Exercise
Select the lines below containing the word "name".

Excerpted records

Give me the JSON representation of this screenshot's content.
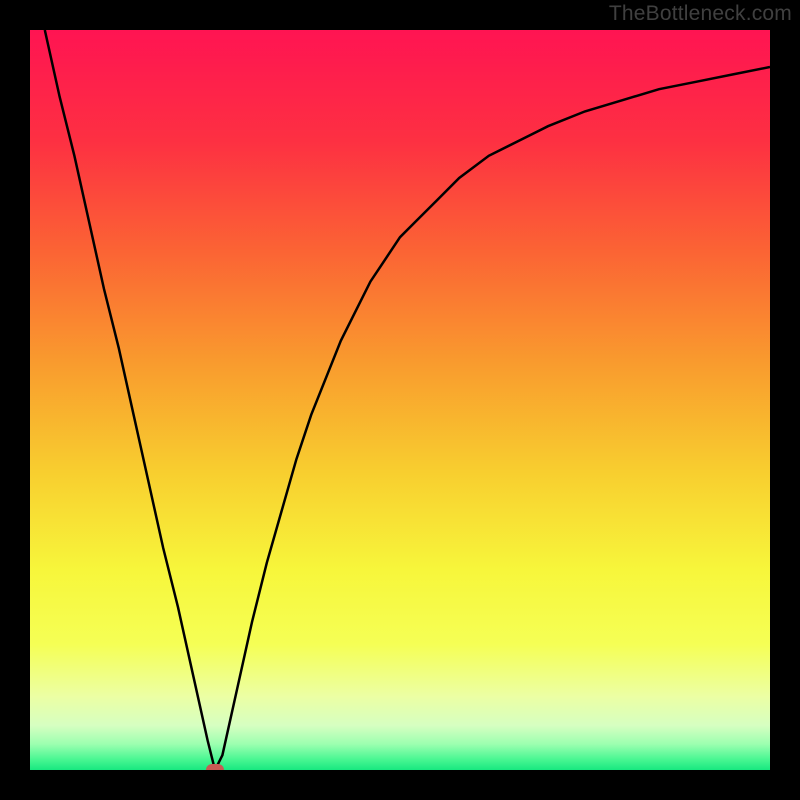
{
  "attribution": "TheBottleneck.com",
  "chart_data": {
    "type": "line",
    "title": "",
    "xlabel": "",
    "ylabel": "",
    "xlim": [
      0,
      100
    ],
    "ylim": [
      0,
      100
    ],
    "grid": false,
    "legend": false,
    "marker": {
      "x": 25,
      "y": 0,
      "color": "#c85a54"
    },
    "series": [
      {
        "name": "curve",
        "color": "#000000",
        "x": [
          2,
          4,
          6,
          8,
          10,
          12,
          14,
          16,
          18,
          20,
          22,
          24,
          25,
          26,
          28,
          30,
          32,
          34,
          36,
          38,
          40,
          42,
          44,
          46,
          48,
          50,
          52,
          55,
          58,
          62,
          66,
          70,
          75,
          80,
          85,
          90,
          95,
          100
        ],
        "y": [
          100,
          91,
          83,
          74,
          65,
          57,
          48,
          39,
          30,
          22,
          13,
          4,
          0,
          2,
          11,
          20,
          28,
          35,
          42,
          48,
          53,
          58,
          62,
          66,
          69,
          72,
          74,
          77,
          80,
          83,
          85,
          87,
          89,
          90.5,
          92,
          93,
          94,
          95
        ]
      }
    ],
    "background_gradient": {
      "stops": [
        {
          "pos": 0.0,
          "color": "#ff1452"
        },
        {
          "pos": 0.15,
          "color": "#fd3042"
        },
        {
          "pos": 0.3,
          "color": "#fb6434"
        },
        {
          "pos": 0.45,
          "color": "#f99b2e"
        },
        {
          "pos": 0.6,
          "color": "#f8cf2f"
        },
        {
          "pos": 0.73,
          "color": "#f7f63b"
        },
        {
          "pos": 0.83,
          "color": "#f5ff55"
        },
        {
          "pos": 0.9,
          "color": "#ecffa3"
        },
        {
          "pos": 0.94,
          "color": "#d6ffc1"
        },
        {
          "pos": 0.965,
          "color": "#9cffb0"
        },
        {
          "pos": 0.985,
          "color": "#4cf793"
        },
        {
          "pos": 1.0,
          "color": "#18e880"
        }
      ]
    }
  }
}
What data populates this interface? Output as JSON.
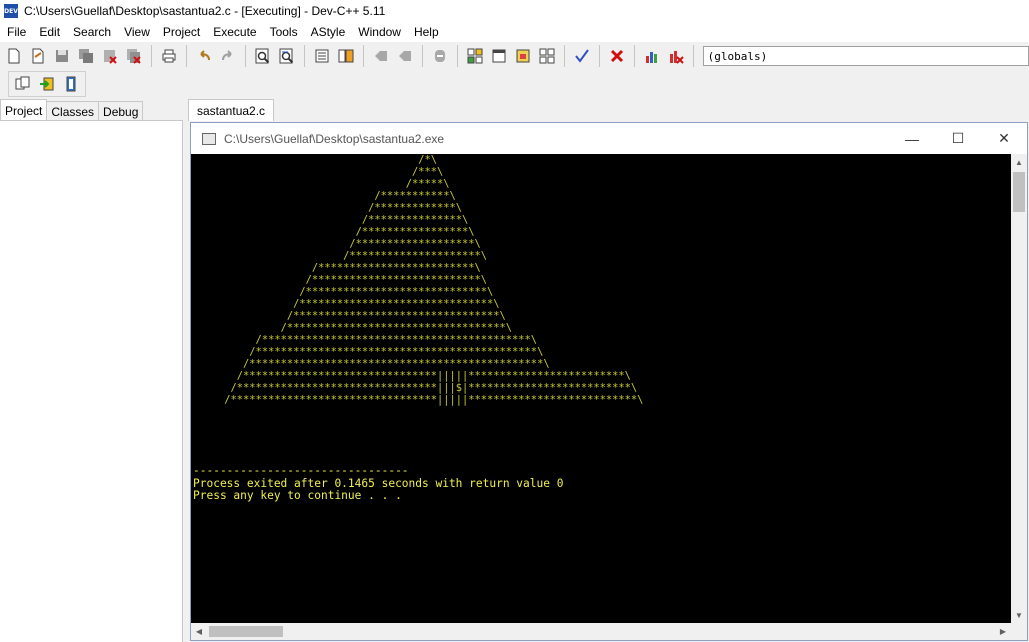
{
  "window": {
    "title": "C:\\Users\\Guellaf\\Desktop\\sastantua2.c - [Executing] - Dev-C++ 5.11",
    "app_icon_text": "DEV"
  },
  "menu": [
    "File",
    "Edit",
    "Search",
    "View",
    "Project",
    "Execute",
    "Tools",
    "AStyle",
    "Window",
    "Help"
  ],
  "toolbar": {
    "globals_value": "(globals)",
    "icons": [
      "new-file-icon",
      "open-file-icon",
      "save-icon",
      "save-all-icon",
      "close-icon",
      "close-all-icon",
      "print-icon",
      "undo-icon",
      "redo-icon",
      "find-icon",
      "replace-icon",
      "indent-icon",
      "unindent-icon",
      "toggle-bookmark-icon",
      "goto-bookmark-icon",
      "comment-icon",
      "new-project-icon",
      "view-icon",
      "class-browser-icon",
      "layout-icon",
      "check-icon",
      "stop-icon",
      "chart-icon",
      "profile-icon"
    ]
  },
  "toolbar2": {
    "icons": [
      "copy-icon",
      "insert-icon",
      "book-icon"
    ]
  },
  "left_tabs": [
    "Project",
    "Classes",
    "Debug"
  ],
  "editor_tab": "sastantua2.c",
  "console": {
    "title": "C:\\Users\\Guellaf\\Desktop\\sastantua2.exe",
    "minimize": "—",
    "maximize": "☐",
    "close": "✕",
    "output": "                                    /*\\\n                                   /***\\\n                                  /*****\\\n                             /***********\\\n                            /*************\\\n                           /***************\\\n                          /*****************\\\n                         /*******************\\\n                        /*********************\\\n                   /*************************\\\n                  /***************************\\\n                 /*****************************\\\n                /*******************************\\\n               /*********************************\\\n              /***********************************\\\n          /*******************************************\\\n         /*********************************************\\\n        /***********************************************\\\n       /*******************************|||||*************************\\\n      /********************************|||$|**************************\\\n     /*********************************|||||***************************\\",
    "separator": "--------------------------------",
    "exit_message": "Process exited after 0.1465 seconds with return value 0",
    "continue_message": "Press any key to continue . . ."
  }
}
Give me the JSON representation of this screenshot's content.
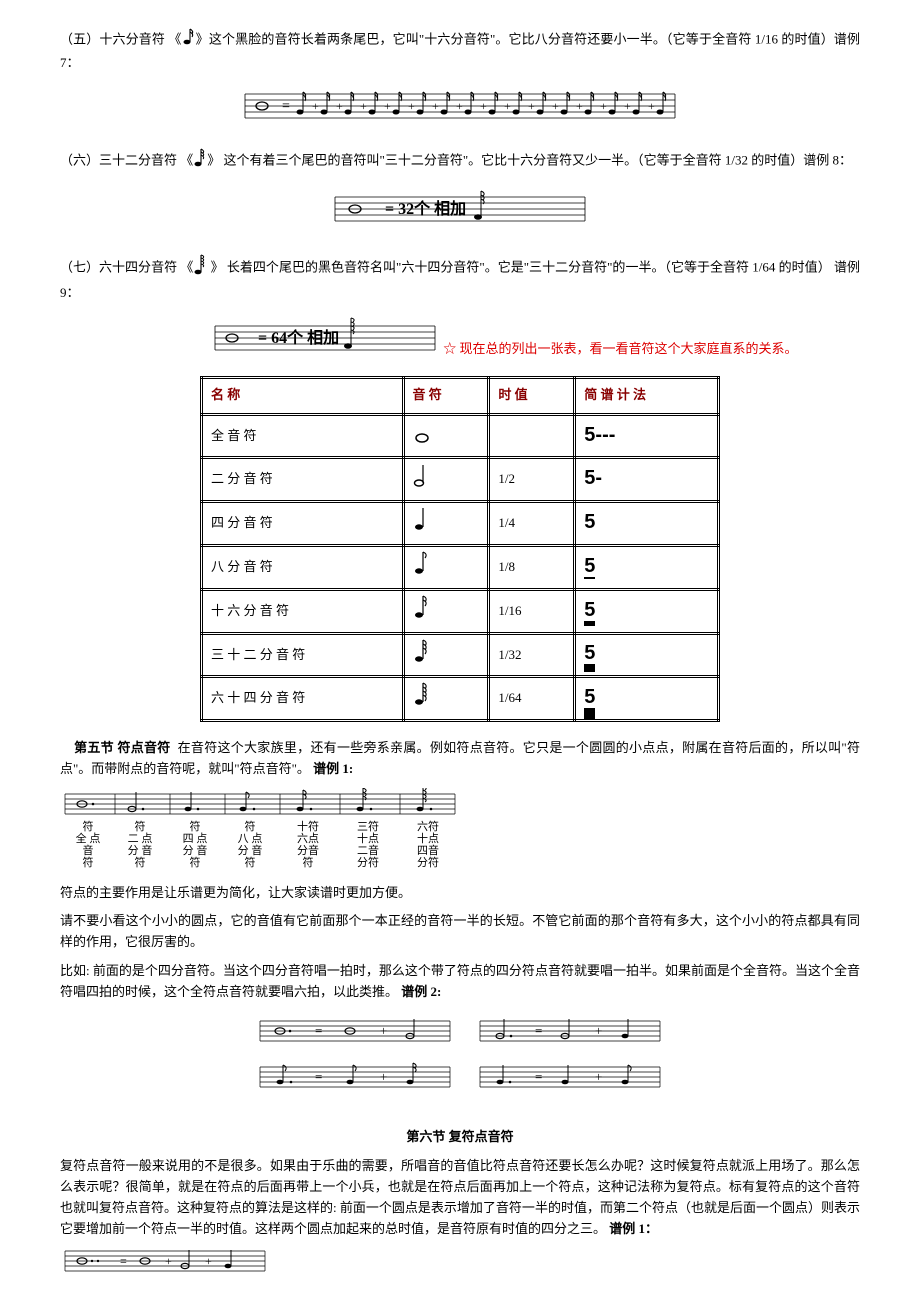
{
  "section5": {
    "title": "（五）十六分音符",
    "desc": "这个黑脸的音符长着两条尾巴，它叫\"十六分音符\"。它比八分音符还要小一半。（它等于全音符 1/16 的时值）谱例 7："
  },
  "section6": {
    "title": "（六）三十二分音符",
    "desc": "这个有着三个尾巴的音符叫\"三十二分音符\"。它比十六分音符又少一半。（它等于全音符 1/32 的时值）谱例 8：",
    "staff_text": "= 32个    相加"
  },
  "section7": {
    "title": "（七）六十四分音符",
    "desc": "长着四个尾巴的黑色音符名叫\"六十四分音符\"。它是\"三十二分音符\"的一半。（它等于全音符 1/64 的时值）  谱例 9：",
    "staff_text": "= 64个    相加"
  },
  "summary_line": "☆ 现在总的列出一张表，看一看音符这个大家庭直系的关系。",
  "table": {
    "headers": [
      "名 称",
      "音 符",
      "时 值",
      "简 谱 计 法"
    ],
    "rows": [
      {
        "name": "全 音 符",
        "duration": "",
        "jianpu": "5---",
        "flags": 0
      },
      {
        "name": "二 分 音 符",
        "duration": "1/2",
        "jianpu": "5-",
        "flags": 0
      },
      {
        "name": "四 分 音 符",
        "duration": "1/4",
        "jianpu": "5",
        "flags": 0
      },
      {
        "name": "八 分 音 符",
        "duration": "1/8",
        "jianpu": "5",
        "flags": 1
      },
      {
        "name": "十 六 分 音 符",
        "duration": "1/16",
        "jianpu": "5",
        "flags": 2
      },
      {
        "name": "三 十 二 分 音 符",
        "duration": "1/32",
        "jianpu": "5",
        "flags": 3
      },
      {
        "name": "六 十 四 分 音 符",
        "duration": "1/64",
        "jianpu": "5",
        "flags": 4
      }
    ]
  },
  "section_dot": {
    "heading": "第五节 符点音符",
    "text1": "在音符这个大家族里，还有一些旁系亲属。例如符点音符。它只是一个圆圆的小点点，附属在音符后面的，所以叫\"符点\"。而带附点的音符呢，就叫\"符点音符\"。",
    "label_ex1": "谱例 1:",
    "labels": [
      "符点全音符",
      "符点二分音符",
      "符点四分音符",
      "符点八分音符",
      "十符六点分音符",
      "三符十点二音分符",
      "六符十点四音分符"
    ]
  },
  "dot_para1": "符点的主要作用是让乐谱更为简化，让大家读谱时更加方便。",
  "dot_para2": "请不要小看这个小小的圆点，它的音值有它前面那个一本正经的音符一半的长短。不管它前面的那个音符有多大，这个小小的符点都具有同样的作用，它很厉害的。",
  "dot_para3": "比如: 前面的是个四分音符。当这个四分音符唱一拍时，那么这个带了符点的四分符点音符就要唱一拍半。如果前面是个全音符。当这个全音符唱四拍的时候，这个全符点音符就要唱六拍，以此类推。",
  "label_ex2": "谱例 2:",
  "section_double": {
    "heading": "第六节 复符点音符",
    "text": "复符点音符一般来说用的不是很多。如果由于乐曲的需要，所唱音的音值比符点音符还要长怎么办呢？这时候复符点就派上用场了。那么怎么表示呢？很简单，就是在符点的后面再带上一个小兵，也就是在符点后面再加上一个符点，这种记法称为复符点。标有复符点的这个音符也就叫复符点音符。这种复符点的算法是这样的: 前面一个圆点是表示增加了音符一半的时值，而第二个符点（也就是后面一个圆点）则表示它要增加前一个符点一半的时值。这样两个圆点加起来的总时值，是音符原有时值的四分之三。",
    "label_ex1": "谱例 1："
  }
}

Task response
        "name": "curve",
        "name": "全 音 符",
        "name": "二 分 音 符",
        "name": "四 分 音 符",
        "name": "八 分 音 符",
        "name": "十 六 分 音 符",
        "name": "三 十 二 分 音 符",
        "name": "六 十 四 分 音 符",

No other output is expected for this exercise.